I’ll be writing more about Landstat over the coming months. It is one of the most important systems in shaping climate adaptation policy and other environmental decision making.
You can read the history of Landstat at NASA.
More on the new launch, via Wired.
This robot was used to monitor Hurricane Sandy. It runs on waves and sent wind speed and other weather data to satellites for researchers to use in real time.
NOAA Successfully Deploys Wave Glider Robots In Live Test During Hurricane Sandy
NOAA deployed a Wave Glider named Mercury in the Atlantic earlier this week about 100 miles east of Tom’s River, N.J., just off the soon-to-be devastated Jersey Shore.
Mercury met Hurricane Sandy head on, streaming back realtime data on the storm as it came charging inland on Monday. Most notably, Mercury recorded winds as high as 70 knots (80 miles per hour) and a plunge in barometric pressure of over 54.3 millibars, troughing at 946 millibars just as Sandy was making landfall.
NOAA plans to eventually field entire fleets of these self-propelled, wave-powered instrument platforms along with faster moving counterparts (made from modified EMILY robots) that can actually keep pace with a storm (the slower-moving Wave Gliders are meant to position themselves in front of a storm as it blows over).
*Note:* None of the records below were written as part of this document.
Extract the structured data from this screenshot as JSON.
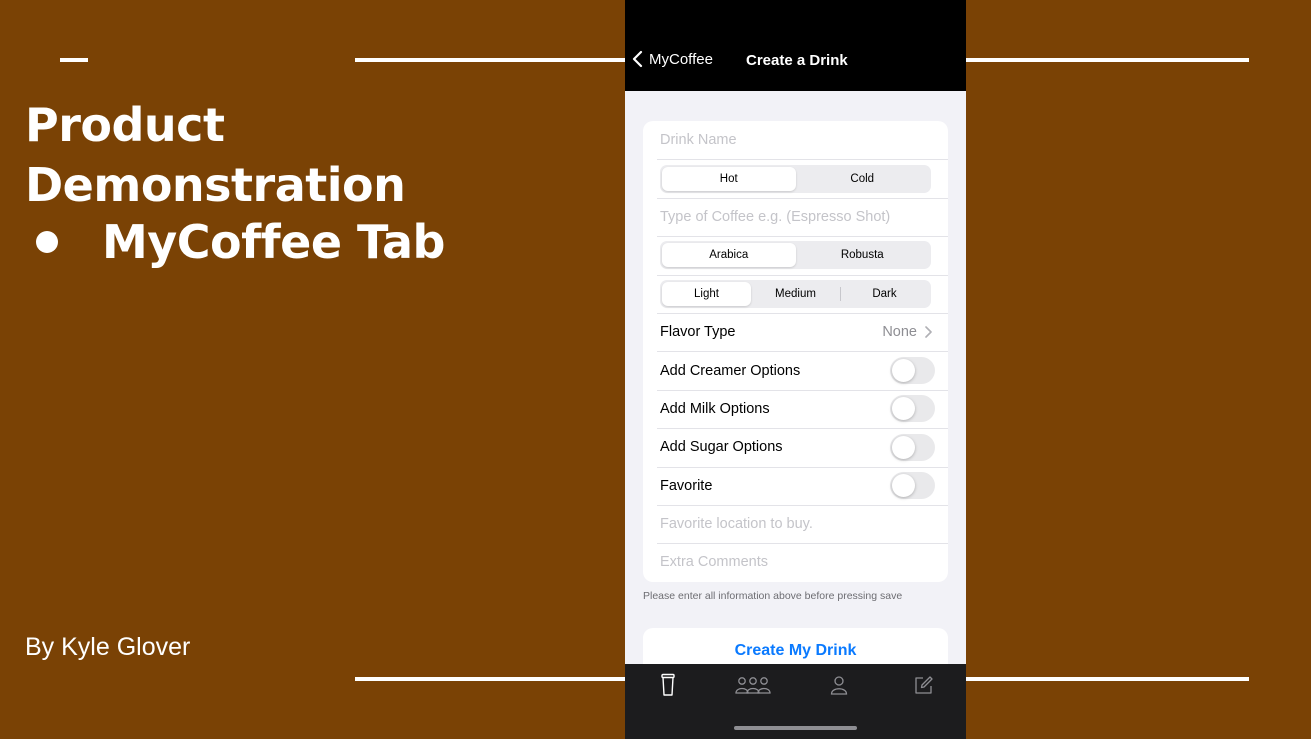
{
  "slide": {
    "title_line1": "Product",
    "title_line2": "Demonstration",
    "bullet": "MyCoffee Tab",
    "author": "By Kyle Glover"
  },
  "colors": {
    "slide_background": "#7a4205",
    "accent_blue": "#0a7aff",
    "navbar": "#000000",
    "tabbar": "#1c1c1e"
  },
  "nav": {
    "back_label": "MyCoffee",
    "title": "Create a Drink",
    "back_icon": "chevron-left-icon"
  },
  "form": {
    "drink_name_placeholder": "Drink Name",
    "temperature": {
      "options": [
        "Hot",
        "Cold"
      ],
      "selected": "Hot"
    },
    "coffee_type_placeholder": "Type of Coffee e.g. (Espresso Shot)",
    "bean": {
      "options": [
        "Arabica",
        "Robusta"
      ],
      "selected": "Arabica"
    },
    "roast": {
      "options": [
        "Light",
        "Medium",
        "Dark"
      ],
      "selected": "Light"
    },
    "flavor": {
      "label": "Flavor Type",
      "value": "None"
    },
    "toggles": [
      {
        "label": "Add Creamer Options",
        "on": false
      },
      {
        "label": "Add Milk Options",
        "on": false
      },
      {
        "label": "Add Sugar Options",
        "on": false
      },
      {
        "label": "Favorite",
        "on": false
      }
    ],
    "favorite_location_placeholder": "Favorite location to buy.",
    "comments_placeholder": "Extra Comments",
    "helper_text": "Please enter all information above before pressing save",
    "create_button": "Create My Drink"
  },
  "tabbar": {
    "items": [
      {
        "icon": "cup-icon"
      },
      {
        "icon": "group-icon"
      },
      {
        "icon": "person-icon"
      },
      {
        "icon": "compose-icon"
      }
    ]
  }
}
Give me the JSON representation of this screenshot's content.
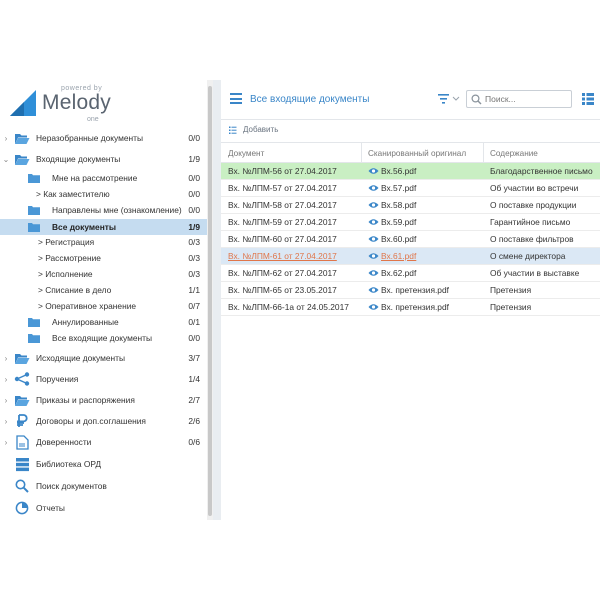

The data they collect will go a long way toward helping meteorologists improve their understanding of how different storms develop and the models they use to predict their paths and intensities—and hopefully save lives.
Something like this (more at the link):
This is basically all of the water that could precipitate out of the air at any given moment.
Related: xkcd’s What If series asks what would happen if a rainstorm dropped all its water in one big drop.
These maps are updated daily. Here’s how they’re created.
Siberian wildfires at night (Suomi National Polar-orbiting Partnership satellite, 8-3-2012)
“Official estimates differ on the size of the area currently affected by burning, ranging from 18,000 to 23,000 hectares (70 to 90 square miles), according to news reports.”
Wadi As-Sirhan Basin, in the Saudi Arabian desert 1987 to 2012.
Northern Saudi Arabia hosts some of the most extensive sand and gravel deserts in the world, but modern agricultural technology has changed the face of some of them. This photograph presents the almost surreal image of abundant green fields in the midst of a barren desert — specifically the Wadi As-Sirhan Basin of northwestern Saudi Arabia. As recently as 1986 there was little to no agricultural activity in the area, but over the subsequent 26 years agricultural fields have been steadily developed, largely as a result of investment of oil industry revenues by the Saudi government. The fields use water pumped from subsurface aquifers and is distributed in rotation about a center point within a circular field — a technique known as center-pivot agriculture. This technique affords certain benefits relative to more traditional surface irrigation such as better control of water use and application of fertilizers. The use of this so-called “precision agriculture” is particularly important in regions subject to high evaporative water loss; by better controlling the amount and timing of water application, evaporative losses can be minimized. Crops grown in the area include fruits, vegetables, and wheat.Via
Photo via The Telegraph.